APD Communications developed a Data Gateway to interface the Salome network with the ActioNet system making use of the standardized MAP 27 data interface of the Nokia R40 mobile radio.
According to SHE, a major reason why Nokia has become an important supplier is the company`s ability to provide a wide range of complete systems.
Another important factor Nokia had going for it was its local support capabilities. The company has a project manager as well as the technical support department in Huntington (England).
One reason why SHE did not go to a local cellular operator was that none could guarantee priority service in times of an emergency and this was absolutely necessary.
If power lines fall down, SHE operators need to get in there. And to get the coverage it required, a total of around 150 telecommunication sites were needed. On the fixed mobile side SHE has in excess of 340 substations controlled by Salome. ActioNet provides SHE with guaranteed communications in any situation. The result is shorter down time of the electricity grid in the event of failures.
SDH into 21st century
In addition to the ActioNet network, SHE is upgrading its telecommunications infrastructure to include a Nokia-supplied synchronous digital hierarchy (SDH) transmission network. The company has been digitising its microwave transmission network for a number of years and increasing its capacity to fulfil the internal requirements of SHE.
Most of the company`s internal traffic goes on the Perth-Aberdeen-Dundee route and, as it had acquired a PTO (public telephone operator) licence, it also had to consider external customers as well. There was no option to upgrading.
When faced with upgrading the links between Perth and Aberdeen via Dundee, SHE`s three principal population centres, it looked at the possibility of using SDH. Although the company provides service to external customers over more-readily saleable fibre-optic links, it also needs to offer services to non-SHE customers. SHE decided to invest in SDH technology rather than face the costs of upgrading again in the future.
SDH is a European standard derived from the US Synchronous Optical Network (SONET) to provide a unified method for using the high bandwidths offered by optical fibres. It is based on three multiplexing levels: STM-1 at 155 Mbits/s; STM-4 AT 622 Mbits/s and STM-16 at 2.5 Gbits/s. Single mode fibre links can be operated at any of the three multiplexing levels, provided that the maximum spans between multiplexors is suitable. A microwave version is also being defined which operates at 155 Mbits/s.
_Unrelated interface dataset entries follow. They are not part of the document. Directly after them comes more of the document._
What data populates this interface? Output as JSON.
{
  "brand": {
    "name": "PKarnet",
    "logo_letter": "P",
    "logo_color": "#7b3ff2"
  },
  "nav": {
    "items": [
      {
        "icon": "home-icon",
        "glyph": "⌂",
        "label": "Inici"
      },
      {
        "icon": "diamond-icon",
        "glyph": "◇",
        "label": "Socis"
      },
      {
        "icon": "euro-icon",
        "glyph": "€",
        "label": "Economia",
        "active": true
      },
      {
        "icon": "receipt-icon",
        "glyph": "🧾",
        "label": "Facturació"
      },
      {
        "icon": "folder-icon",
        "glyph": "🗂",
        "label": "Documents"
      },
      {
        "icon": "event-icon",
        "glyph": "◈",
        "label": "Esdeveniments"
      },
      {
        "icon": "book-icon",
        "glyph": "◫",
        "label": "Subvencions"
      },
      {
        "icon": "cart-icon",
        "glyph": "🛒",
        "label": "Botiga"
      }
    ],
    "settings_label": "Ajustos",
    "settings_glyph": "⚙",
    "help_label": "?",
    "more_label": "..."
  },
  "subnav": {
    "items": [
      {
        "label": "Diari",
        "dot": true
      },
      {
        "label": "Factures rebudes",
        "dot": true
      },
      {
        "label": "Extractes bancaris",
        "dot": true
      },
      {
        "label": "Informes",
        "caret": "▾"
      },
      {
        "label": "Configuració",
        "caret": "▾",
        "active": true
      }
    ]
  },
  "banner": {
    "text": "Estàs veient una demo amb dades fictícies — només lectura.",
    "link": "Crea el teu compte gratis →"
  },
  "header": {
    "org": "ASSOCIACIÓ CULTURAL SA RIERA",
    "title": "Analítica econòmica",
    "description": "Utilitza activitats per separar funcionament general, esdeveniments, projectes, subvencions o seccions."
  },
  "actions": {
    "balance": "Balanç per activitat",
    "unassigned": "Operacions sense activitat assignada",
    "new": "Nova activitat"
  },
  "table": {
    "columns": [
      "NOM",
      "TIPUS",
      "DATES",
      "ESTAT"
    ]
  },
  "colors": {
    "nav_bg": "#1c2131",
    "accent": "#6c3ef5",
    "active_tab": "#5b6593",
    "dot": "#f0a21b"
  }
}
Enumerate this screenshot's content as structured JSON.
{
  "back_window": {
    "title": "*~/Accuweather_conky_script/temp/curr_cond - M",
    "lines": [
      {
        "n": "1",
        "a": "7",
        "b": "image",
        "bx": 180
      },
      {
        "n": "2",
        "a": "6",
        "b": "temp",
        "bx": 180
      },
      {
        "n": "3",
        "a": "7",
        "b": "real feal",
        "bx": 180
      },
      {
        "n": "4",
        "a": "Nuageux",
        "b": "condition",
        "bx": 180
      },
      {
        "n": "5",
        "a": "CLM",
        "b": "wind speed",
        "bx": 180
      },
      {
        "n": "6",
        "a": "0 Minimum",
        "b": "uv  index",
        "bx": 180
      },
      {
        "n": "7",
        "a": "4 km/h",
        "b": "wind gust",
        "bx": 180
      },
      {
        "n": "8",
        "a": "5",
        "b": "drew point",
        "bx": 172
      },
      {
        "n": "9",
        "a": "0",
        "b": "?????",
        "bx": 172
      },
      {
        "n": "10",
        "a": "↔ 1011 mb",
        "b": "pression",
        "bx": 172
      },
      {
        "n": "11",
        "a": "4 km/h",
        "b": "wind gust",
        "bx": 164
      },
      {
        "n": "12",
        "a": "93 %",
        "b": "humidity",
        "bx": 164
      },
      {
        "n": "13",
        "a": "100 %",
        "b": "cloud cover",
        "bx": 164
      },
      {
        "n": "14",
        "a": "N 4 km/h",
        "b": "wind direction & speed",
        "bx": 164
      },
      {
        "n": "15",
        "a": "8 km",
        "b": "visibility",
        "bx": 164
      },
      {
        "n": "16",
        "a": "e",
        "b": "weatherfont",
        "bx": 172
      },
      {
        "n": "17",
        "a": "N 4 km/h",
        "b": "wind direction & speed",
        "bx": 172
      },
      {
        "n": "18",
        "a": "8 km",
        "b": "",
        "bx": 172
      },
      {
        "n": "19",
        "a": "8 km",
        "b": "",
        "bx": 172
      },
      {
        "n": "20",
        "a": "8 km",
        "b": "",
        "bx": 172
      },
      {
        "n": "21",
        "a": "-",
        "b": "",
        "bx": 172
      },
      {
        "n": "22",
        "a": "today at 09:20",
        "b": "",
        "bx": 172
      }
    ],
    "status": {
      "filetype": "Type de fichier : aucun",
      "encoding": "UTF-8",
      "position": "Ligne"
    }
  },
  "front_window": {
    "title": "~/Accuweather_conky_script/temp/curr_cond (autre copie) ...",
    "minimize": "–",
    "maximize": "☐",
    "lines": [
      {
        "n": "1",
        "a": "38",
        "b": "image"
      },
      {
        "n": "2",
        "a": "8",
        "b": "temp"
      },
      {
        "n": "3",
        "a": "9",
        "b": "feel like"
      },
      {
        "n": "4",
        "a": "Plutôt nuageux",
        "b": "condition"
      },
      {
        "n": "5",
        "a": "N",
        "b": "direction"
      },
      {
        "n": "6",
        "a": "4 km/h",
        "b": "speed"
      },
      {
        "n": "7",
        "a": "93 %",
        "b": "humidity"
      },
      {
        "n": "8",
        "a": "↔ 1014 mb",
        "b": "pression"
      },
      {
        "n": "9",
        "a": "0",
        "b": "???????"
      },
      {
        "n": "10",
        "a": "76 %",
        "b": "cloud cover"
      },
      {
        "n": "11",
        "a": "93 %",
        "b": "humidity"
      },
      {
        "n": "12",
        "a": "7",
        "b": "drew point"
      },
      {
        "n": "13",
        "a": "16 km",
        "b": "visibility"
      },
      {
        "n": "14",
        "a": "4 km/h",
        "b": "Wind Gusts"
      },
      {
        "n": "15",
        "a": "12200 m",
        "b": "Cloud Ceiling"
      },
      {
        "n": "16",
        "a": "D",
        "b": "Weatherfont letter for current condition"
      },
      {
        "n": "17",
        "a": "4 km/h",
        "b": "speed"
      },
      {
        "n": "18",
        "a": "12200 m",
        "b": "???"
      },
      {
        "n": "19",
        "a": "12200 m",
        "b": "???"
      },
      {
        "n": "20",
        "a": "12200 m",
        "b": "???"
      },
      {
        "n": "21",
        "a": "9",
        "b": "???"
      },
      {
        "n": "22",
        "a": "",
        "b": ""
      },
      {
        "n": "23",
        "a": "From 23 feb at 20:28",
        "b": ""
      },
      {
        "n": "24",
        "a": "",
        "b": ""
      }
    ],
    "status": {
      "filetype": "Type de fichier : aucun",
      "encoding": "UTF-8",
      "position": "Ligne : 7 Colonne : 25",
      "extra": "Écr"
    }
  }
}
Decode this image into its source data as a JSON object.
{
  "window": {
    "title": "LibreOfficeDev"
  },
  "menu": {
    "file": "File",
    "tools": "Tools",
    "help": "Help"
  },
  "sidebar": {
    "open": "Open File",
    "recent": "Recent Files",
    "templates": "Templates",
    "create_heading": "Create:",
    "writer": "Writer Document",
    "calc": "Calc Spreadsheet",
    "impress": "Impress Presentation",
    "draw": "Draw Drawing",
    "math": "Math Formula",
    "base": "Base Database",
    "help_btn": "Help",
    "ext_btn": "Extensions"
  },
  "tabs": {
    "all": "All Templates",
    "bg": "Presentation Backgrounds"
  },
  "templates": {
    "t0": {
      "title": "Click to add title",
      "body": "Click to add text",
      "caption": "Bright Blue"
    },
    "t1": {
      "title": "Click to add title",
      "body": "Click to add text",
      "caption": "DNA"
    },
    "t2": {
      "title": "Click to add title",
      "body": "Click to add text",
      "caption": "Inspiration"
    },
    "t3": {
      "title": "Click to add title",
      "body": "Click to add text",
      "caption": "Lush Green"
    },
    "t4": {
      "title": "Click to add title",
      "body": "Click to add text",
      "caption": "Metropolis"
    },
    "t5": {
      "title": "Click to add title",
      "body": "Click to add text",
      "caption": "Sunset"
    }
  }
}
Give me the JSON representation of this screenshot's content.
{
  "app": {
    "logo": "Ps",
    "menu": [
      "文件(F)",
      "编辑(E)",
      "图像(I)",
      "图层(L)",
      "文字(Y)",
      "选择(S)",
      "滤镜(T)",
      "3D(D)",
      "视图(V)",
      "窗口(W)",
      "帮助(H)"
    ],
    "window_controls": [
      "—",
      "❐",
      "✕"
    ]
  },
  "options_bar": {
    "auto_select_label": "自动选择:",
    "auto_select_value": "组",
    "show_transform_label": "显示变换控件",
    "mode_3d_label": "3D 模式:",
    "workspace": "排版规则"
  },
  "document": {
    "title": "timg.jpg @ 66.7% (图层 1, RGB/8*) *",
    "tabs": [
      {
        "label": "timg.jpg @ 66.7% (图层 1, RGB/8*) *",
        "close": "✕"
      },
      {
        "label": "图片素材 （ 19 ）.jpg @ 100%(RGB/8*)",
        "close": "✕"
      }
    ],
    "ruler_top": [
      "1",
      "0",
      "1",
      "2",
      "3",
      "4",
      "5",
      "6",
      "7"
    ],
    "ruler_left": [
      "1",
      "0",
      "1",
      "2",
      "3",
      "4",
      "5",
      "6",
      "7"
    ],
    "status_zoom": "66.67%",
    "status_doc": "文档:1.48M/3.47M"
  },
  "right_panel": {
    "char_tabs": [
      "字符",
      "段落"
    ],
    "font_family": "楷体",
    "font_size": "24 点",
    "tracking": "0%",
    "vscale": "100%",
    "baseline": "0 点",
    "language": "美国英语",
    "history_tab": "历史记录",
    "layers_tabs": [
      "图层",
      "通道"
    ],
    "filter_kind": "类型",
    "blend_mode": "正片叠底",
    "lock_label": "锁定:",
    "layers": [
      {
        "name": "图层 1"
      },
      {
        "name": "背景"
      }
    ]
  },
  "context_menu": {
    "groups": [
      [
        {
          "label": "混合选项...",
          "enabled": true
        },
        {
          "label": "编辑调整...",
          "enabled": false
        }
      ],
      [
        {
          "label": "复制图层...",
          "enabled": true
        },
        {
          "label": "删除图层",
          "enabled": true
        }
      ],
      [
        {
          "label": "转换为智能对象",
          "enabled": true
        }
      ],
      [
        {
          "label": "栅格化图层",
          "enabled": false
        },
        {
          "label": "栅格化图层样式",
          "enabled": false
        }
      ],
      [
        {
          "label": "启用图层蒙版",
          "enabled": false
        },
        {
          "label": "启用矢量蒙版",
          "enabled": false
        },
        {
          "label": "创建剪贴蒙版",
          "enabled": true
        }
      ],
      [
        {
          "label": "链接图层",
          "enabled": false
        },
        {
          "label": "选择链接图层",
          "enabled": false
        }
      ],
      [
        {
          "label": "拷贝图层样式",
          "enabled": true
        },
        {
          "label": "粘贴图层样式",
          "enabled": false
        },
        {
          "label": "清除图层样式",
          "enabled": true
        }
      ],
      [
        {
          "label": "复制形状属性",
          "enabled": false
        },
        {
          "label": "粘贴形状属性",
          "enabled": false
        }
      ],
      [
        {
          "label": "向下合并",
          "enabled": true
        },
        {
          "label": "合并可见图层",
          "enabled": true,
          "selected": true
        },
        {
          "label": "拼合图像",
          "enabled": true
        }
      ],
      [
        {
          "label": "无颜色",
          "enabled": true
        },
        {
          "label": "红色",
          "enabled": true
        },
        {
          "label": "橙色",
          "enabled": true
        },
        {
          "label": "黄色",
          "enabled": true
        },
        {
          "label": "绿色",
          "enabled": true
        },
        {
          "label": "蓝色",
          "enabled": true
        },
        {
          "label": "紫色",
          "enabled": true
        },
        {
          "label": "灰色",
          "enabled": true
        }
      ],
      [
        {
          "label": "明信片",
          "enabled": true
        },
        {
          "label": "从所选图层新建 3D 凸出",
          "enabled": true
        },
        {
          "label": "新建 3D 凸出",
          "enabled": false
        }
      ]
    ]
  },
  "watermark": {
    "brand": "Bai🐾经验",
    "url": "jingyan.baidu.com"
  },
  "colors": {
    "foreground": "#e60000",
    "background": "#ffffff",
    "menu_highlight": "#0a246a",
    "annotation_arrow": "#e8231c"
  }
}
SHE expects an increasing demand for data services in the future, with large customers moving to wider bandwidth services. One area it sees as important is video-on-demand, where service could feed into a home via an imbedded optical cable in the power cable. This technology is in its infancy at the moment, but SHE could use it in other applications, such as relaying information about customers` energy usage. There is considerable scope for a marriage between electrical supply and telecommunications.
Communications for utilities
Energy and power together with oil, gas and water supplies, are industries, which simply must provide an uninterrupted supply. From day to day customer services to dealing with emergencies, the critical nature of utility operation places ultimate demand on flexible and reliable radio connections.
Open standards are the trend of today also in professional radio communications. The MPT 1327 standard has been designed for the most demanding organisations. The standard covers trunking technology, which use available frequencies far more efficiently than conventional non-trunked systems. Importantly, MPT 1327 is an open standard, meaning that terminals and systems from different manufacturers are compatible.